WORK ORDER
Give the listing again word for word, excluding the pictures it contains.

DATA PROVIDED
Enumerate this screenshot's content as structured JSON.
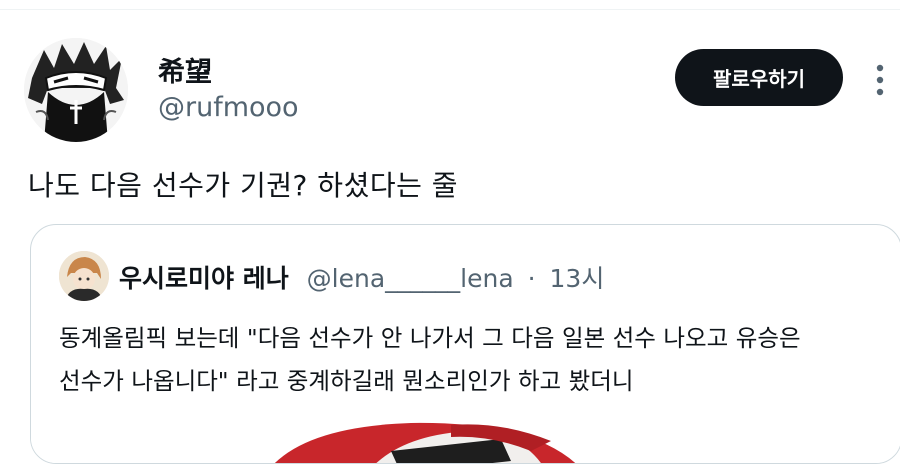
{
  "tweet": {
    "author": {
      "display_name": "希望",
      "handle": "@rufmooo"
    },
    "follow_label": "팔로우하기",
    "more_icon": "more-vertical-icon",
    "text": "나도 다음 선수가 기권? 하셨다는 줄"
  },
  "quote": {
    "author_name": "우시로미야 레나",
    "author_handle": "@lena______lena",
    "separator": "·",
    "time": "13시",
    "body_line1": "동계올림픽 보는데 \"다음 선수가 안 나가서 그 다음 일본 선수 나오고 유승은",
    "body_line2": "선수가 나옵니다\" 라고 중계하길래 뭔소리인가 하고 봤더니"
  }
}
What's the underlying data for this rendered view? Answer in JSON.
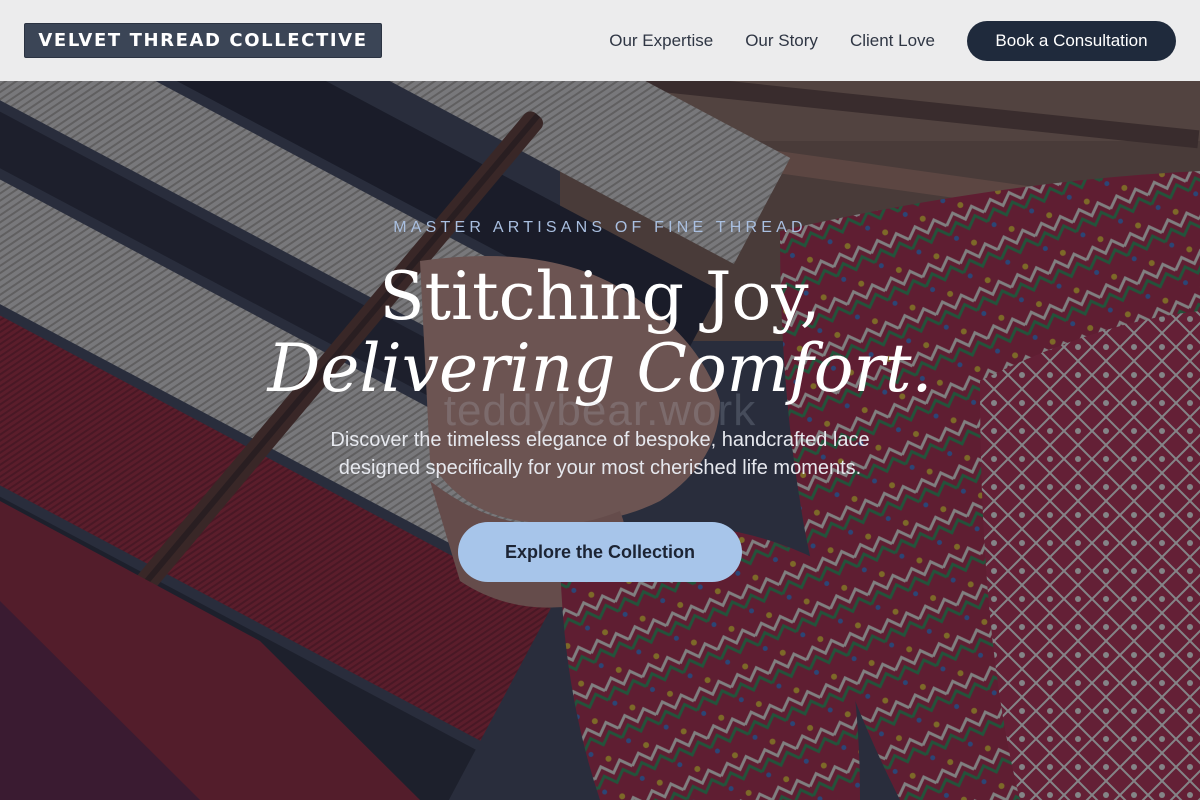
{
  "brand": {
    "name": "VELVET THREAD COLLECTIVE"
  },
  "nav": {
    "links": [
      "Our Expertise",
      "Our Story",
      "Client Love"
    ],
    "cta": "Book a Consultation"
  },
  "hero": {
    "eyebrow": "MASTER ARTISANS OF FINE THREAD",
    "headline_line1": "Stitching Joy,",
    "headline_line2": "Delivering Comfort.",
    "subtext_line1": "Discover the timeless elegance of bespoke, handcrafted lace",
    "subtext_line2": "designed specifically for your most cherished life moments.",
    "cta": "Explore the Collection",
    "watermark": "teddybear.work",
    "background": "woven-textile-loom-image"
  },
  "colors": {
    "header_bg": "#ececed",
    "logo_bg": "#3b4556",
    "nav_cta_bg": "#1f2a3c",
    "hero_cta_bg": "#a7c5ea",
    "eyebrow": "#a9bfe0"
  }
}
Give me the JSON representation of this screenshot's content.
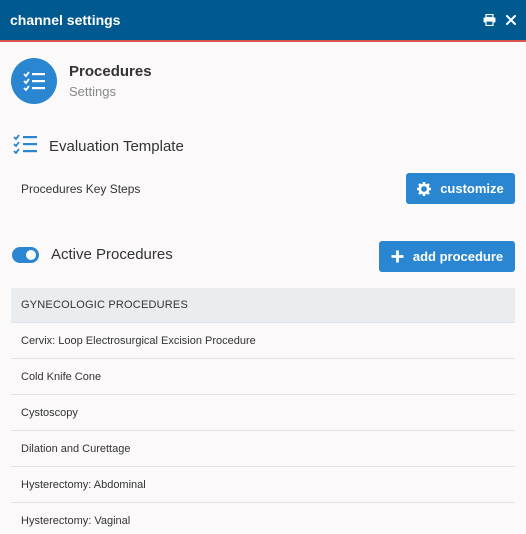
{
  "window": {
    "title": "channel settings",
    "icons": [
      "print-icon",
      "close-icon"
    ]
  },
  "header": {
    "title": "Procedures",
    "subtitle": "Settings",
    "icon": "checklist-icon"
  },
  "evaluation": {
    "title": "Evaluation Template",
    "icon": "checklist-icon",
    "row_label": "Procedures Key Steps",
    "customize_label": "customize"
  },
  "active": {
    "title": "Active Procedures",
    "toggle_on": true,
    "add_label": "add procedure"
  },
  "list": {
    "header": "GYNECOLOGIC PROCEDURES",
    "items": [
      "Cervix: Loop Electrosurgical Excision Procedure",
      "Cold Knife Cone",
      "Cystoscopy",
      "Dilation and Curettage",
      "Hysterectomy: Abdominal",
      "Hysterectomy: Vaginal"
    ]
  },
  "colors": {
    "titlebar": "#00598f",
    "accent": "#2a86d1",
    "title_underline": "#d9534f"
  }
}
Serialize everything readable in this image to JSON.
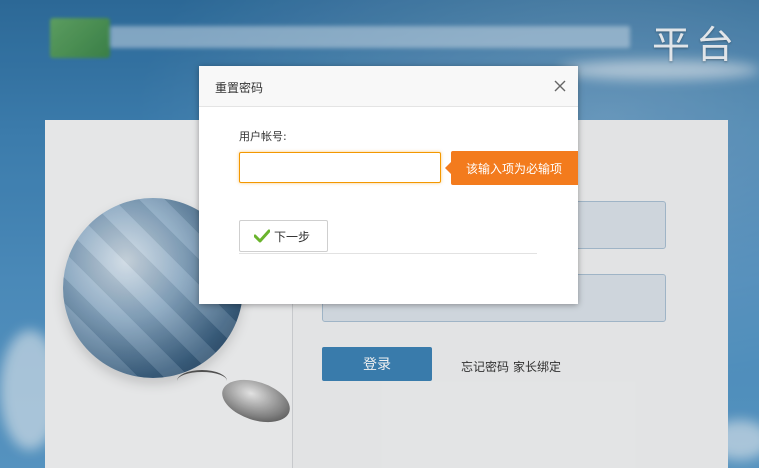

EXERCISE RESULT
Enumerate this screenshot's content as structured JSON.
{
  "tweet": {
    "author": {
      "display_name": "希望",
      "handle": "@rufmooo"
    },
    "follow_label": "팔로우하기",
    "more_icon": "more-vertical-icon",
    "text": "나도 다음 선수가 기권? 하셨다는 줄"
  },
  "quote": {
    "author_name": "우시로미야 레나",
    "author_handle": "@lena______lena",
    "separator": "·",
    "time": "13시",
    "body_line1": "동계올림픽 보는데 \"다음 선수가 안 나가서 그 다음 일본 선수 나오고 유승은",
    "body_line2": "선수가 나옵니다\" 라고 중계하길래 뭔소리인가 하고 봤더니"
  }
}
What's the underlying data for this rendered view? Answer in JSON.
{
  "brand": {
    "name": "VELVET THREAD COLLECTIVE"
  },
  "nav": {
    "links": [
      "Our Expertise",
      "Our Story",
      "Client Love"
    ],
    "cta": "Book a Consultation"
  },
  "hero": {
    "eyebrow": "MASTER ARTISANS OF FINE THREAD",
    "headline_line1": "Stitching Joy,",
    "headline_line2": "Delivering Comfort.",
    "subtext_line1": "Discover the timeless elegance of bespoke, handcrafted lace",
    "subtext_line2": "designed specifically for your most cherished life moments.",
    "cta": "Explore the Collection",
    "watermark": "teddybear.work",
    "background": "woven-textile-loom-image"
  },
  "colors": {
    "header_bg": "#ececed",
    "logo_bg": "#3b4556",
    "nav_cta_bg": "#1f2a3c",
    "hero_cta_bg": "#a7c5ea",
    "eyebrow": "#a9bfe0"
  }
}
Give me the JSON representation of this screenshot's content.
{
  "window": {
    "title": "channel settings",
    "icons": [
      "print-icon",
      "close-icon"
    ]
  },
  "header": {
    "title": "Procedures",
    "subtitle": "Settings",
    "icon": "checklist-icon"
  },
  "evaluation": {
    "title": "Evaluation Template",
    "icon": "checklist-icon",
    "row_label": "Procedures Key Steps",
    "customize_label": "customize"
  },
  "active": {
    "title": "Active Procedures",
    "toggle_on": true,
    "add_label": "add procedure"
  },
  "list": {
    "header": "GYNECOLOGIC PROCEDURES",
    "items": [
      "Cervix: Loop Electrosurgical Excision Procedure",
      "Cold Knife Cone",
      "Cystoscopy",
      "Dilation and Curettage",
      "Hysterectomy: Abdominal",
      "Hysterectomy: Vaginal"
    ]
  },
  "colors": {
    "titlebar": "#00598f",
    "accent": "#2a86d1",
    "title_underline": "#d9534f"
  }
}
Serialize everything readable in this image to JSON.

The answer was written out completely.